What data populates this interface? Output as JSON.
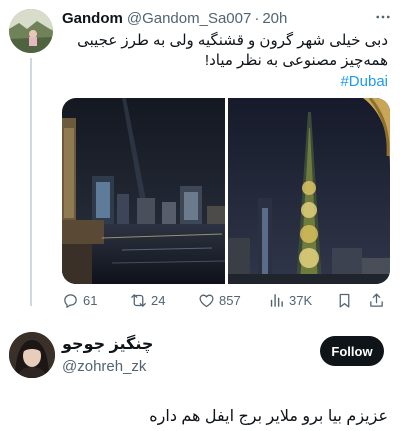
{
  "post": {
    "author_name": "Gandom",
    "author_handle": "@Gandom_Sa007",
    "separator": "·",
    "time": "20h",
    "text": "دبی خیلی شهر گرون و قشنگیه ولی به طرز عجیبی همه‌چیز مصنوعی به نظر میاد!",
    "hashtag": "#Dubai",
    "media": [
      "dubai-creek-night-photo",
      "burj-khalifa-night-photo"
    ],
    "stats": {
      "replies": "61",
      "reposts": "24",
      "likes": "857",
      "views": "37K"
    }
  },
  "reply": {
    "author_name": "چنگیز جوجو",
    "author_handle": "@zohreh_zk",
    "follow_label": "Follow",
    "text": "عزیزم بیا برو ملایر برج ایفل هم داره"
  },
  "colors": {
    "accent": "#1d9bf0",
    "text": "#0f1419",
    "muted": "#536471",
    "follow_bg": "#0f1419"
  },
  "icons": [
    "more-icon",
    "reply-icon",
    "repost-icon",
    "like-icon",
    "views-icon",
    "bookmark-icon",
    "share-icon"
  ]
}
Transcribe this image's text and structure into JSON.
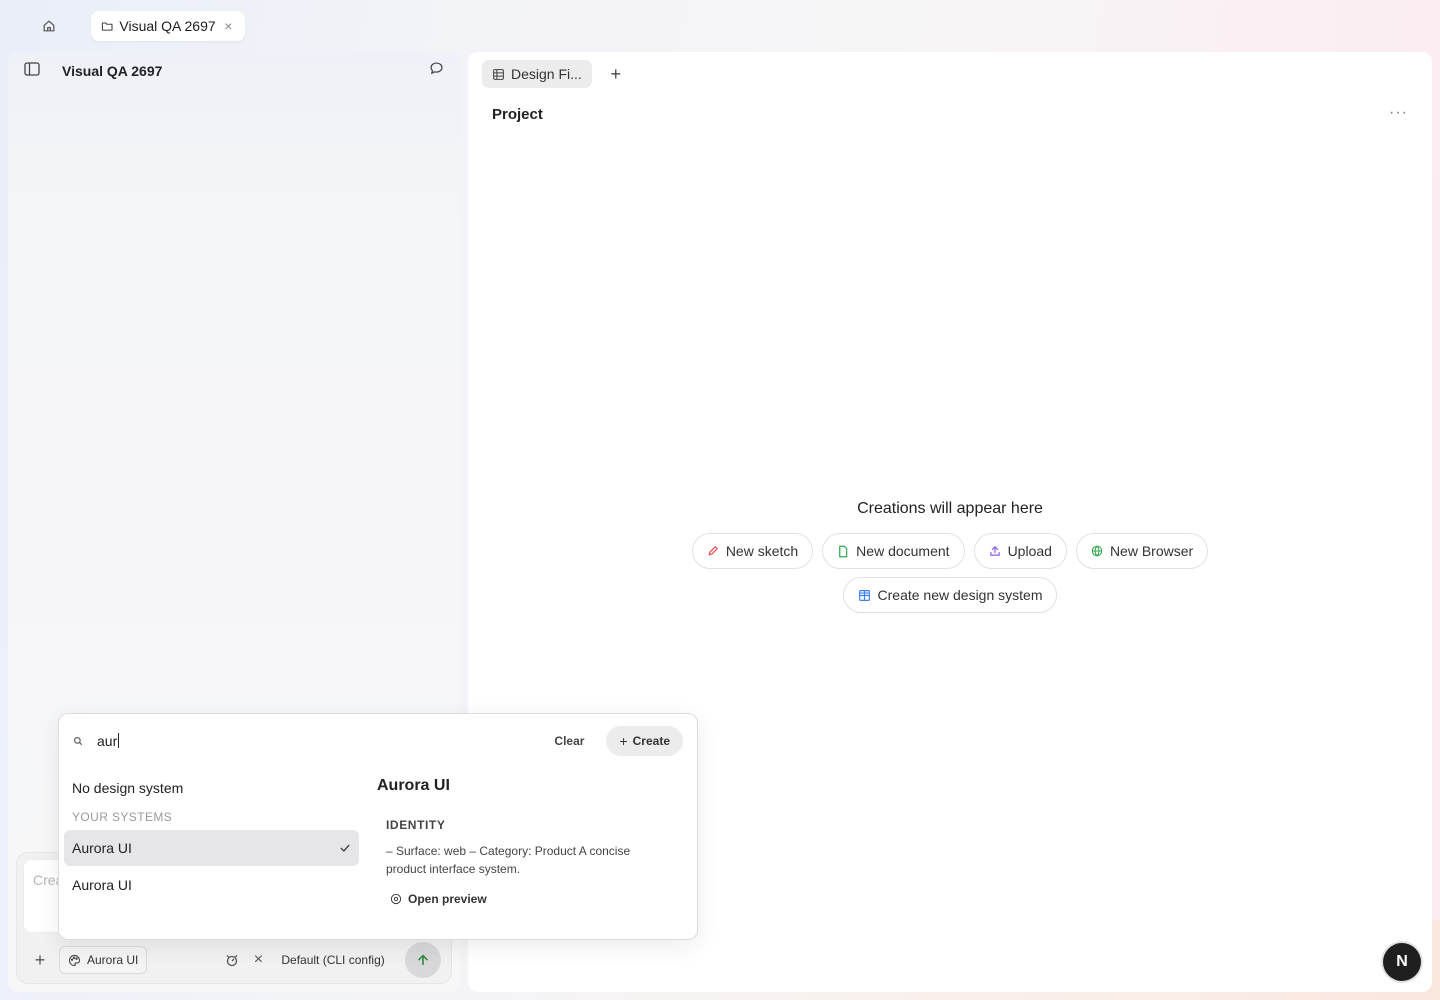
{
  "topbar": {
    "home_icon": "home-icon",
    "tab": {
      "icon": "folder-icon",
      "label": "Visual QA 2697",
      "close": "×"
    }
  },
  "left_panel": {
    "title": "Visual QA 2697",
    "composer": {
      "placeholder": "Crea",
      "design_system_chip": "Aurora UI",
      "model": "Default (CLI config)",
      "remove": "×",
      "add": "+"
    }
  },
  "right_panel": {
    "tabs": [
      {
        "icon": "grid-icon",
        "label": "Design Fi..."
      }
    ],
    "add_tab": "+",
    "title": "Project",
    "more": "···",
    "empty_state": {
      "title": "Creations will appear here",
      "actions": [
        {
          "label": "New sketch",
          "icon": "pencil-icon",
          "color": "#e5484d"
        },
        {
          "label": "New document",
          "icon": "document-icon",
          "color": "#2fa84f"
        },
        {
          "label": "Upload",
          "icon": "upload-icon",
          "color": "#8b5cf6"
        },
        {
          "label": "New Browser",
          "icon": "globe-icon",
          "color": "#2fa84f"
        }
      ],
      "secondary_action": {
        "label": "Create new design system",
        "icon": "grid-icon",
        "color": "#3b82f6"
      }
    }
  },
  "design_system_picker": {
    "search_value": "aur",
    "clear_label": "Clear",
    "create_label": "Create",
    "no_system_label": "No design system",
    "group_label": "YOUR SYSTEMS",
    "options": [
      {
        "name": "Aurora UI",
        "selected": true
      },
      {
        "name": "Aurora UI",
        "selected": false
      }
    ],
    "detail": {
      "title": "Aurora UI",
      "section_label": "IDENTITY",
      "description": "– Surface: web – Category: Product A concise product interface system.",
      "open_preview_label": "Open preview"
    }
  },
  "user": {
    "avatar_letter": "N"
  }
}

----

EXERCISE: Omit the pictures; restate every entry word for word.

COMPLETED TASK:
What data populates this interface? Output as JSON.
{
  "post": {
    "author_name": "Gandom",
    "author_handle": "@Gandom_Sa007",
    "separator": "·",
    "time": "20h",
    "text": "دبی خیلی شهر گرون و قشنگیه ولی به طرز عجیبی همه‌چیز مصنوعی به نظر میاد!",
    "hashtag": "#Dubai",
    "media": [
      "dubai-creek-night-photo",
      "burj-khalifa-night-photo"
    ],
    "stats": {
      "replies": "61",
      "reposts": "24",
      "likes": "857",
      "views": "37K"
    }
  },
  "reply": {
    "author_name": "چنگیز جوجو",
    "author_handle": "@zohreh_zk",
    "follow_label": "Follow",
    "text": "عزیزم بیا برو ملایر برج ایفل هم داره"
  },
  "colors": {
    "accent": "#1d9bf0",
    "text": "#0f1419",
    "muted": "#536471",
    "follow_bg": "#0f1419"
  },
  "icons": [
    "more-icon",
    "reply-icon",
    "repost-icon",
    "like-icon",
    "views-icon",
    "bookmark-icon",
    "share-icon"
  ]
}
Transcribe this image's text and structure into JSON.
{
  "topbar": {
    "home_icon": "home-icon",
    "tab": {
      "icon": "folder-icon",
      "label": "Visual QA 2697",
      "close": "×"
    }
  },
  "left_panel": {
    "title": "Visual QA 2697",
    "composer": {
      "placeholder": "Crea",
      "design_system_chip": "Aurora UI",
      "model": "Default (CLI config)",
      "remove": "×",
      "add": "+"
    }
  },
  "right_panel": {
    "tabs": [
      {
        "icon": "grid-icon",
        "label": "Design Fi..."
      }
    ],
    "add_tab": "+",
    "title": "Project",
    "more": "···",
    "empty_state": {
      "title": "Creations will appear here",
      "actions": [
        {
          "label": "New sketch",
          "icon": "pencil-icon",
          "color": "#e5484d"
        },
        {
          "label": "New document",
          "icon": "document-icon",
          "color": "#2fa84f"
        },
        {
          "label": "Upload",
          "icon": "upload-icon",
          "color": "#8b5cf6"
        },
        {
          "label": "New Browser",
          "icon": "globe-icon",
          "color": "#2fa84f"
        }
      ],
      "secondary_action": {
        "label": "Create new design system",
        "icon": "grid-icon",
        "color": "#3b82f6"
      }
    }
  },
  "design_system_picker": {
    "search_value": "aur",
    "clear_label": "Clear",
    "create_label": "Create",
    "no_system_label": "No design system",
    "group_label": "YOUR SYSTEMS",
    "options": [
      {
        "name": "Aurora UI",
        "selected": true
      },
      {
        "name": "Aurora UI",
        "selected": false
      }
    ],
    "detail": {
      "title": "Aurora UI",
      "section_label": "IDENTITY",
      "description": "– Surface: web – Category: Product A concise product interface system.",
      "open_preview_label": "Open preview"
    }
  },
  "user": {
    "avatar_letter": "N"
  }
}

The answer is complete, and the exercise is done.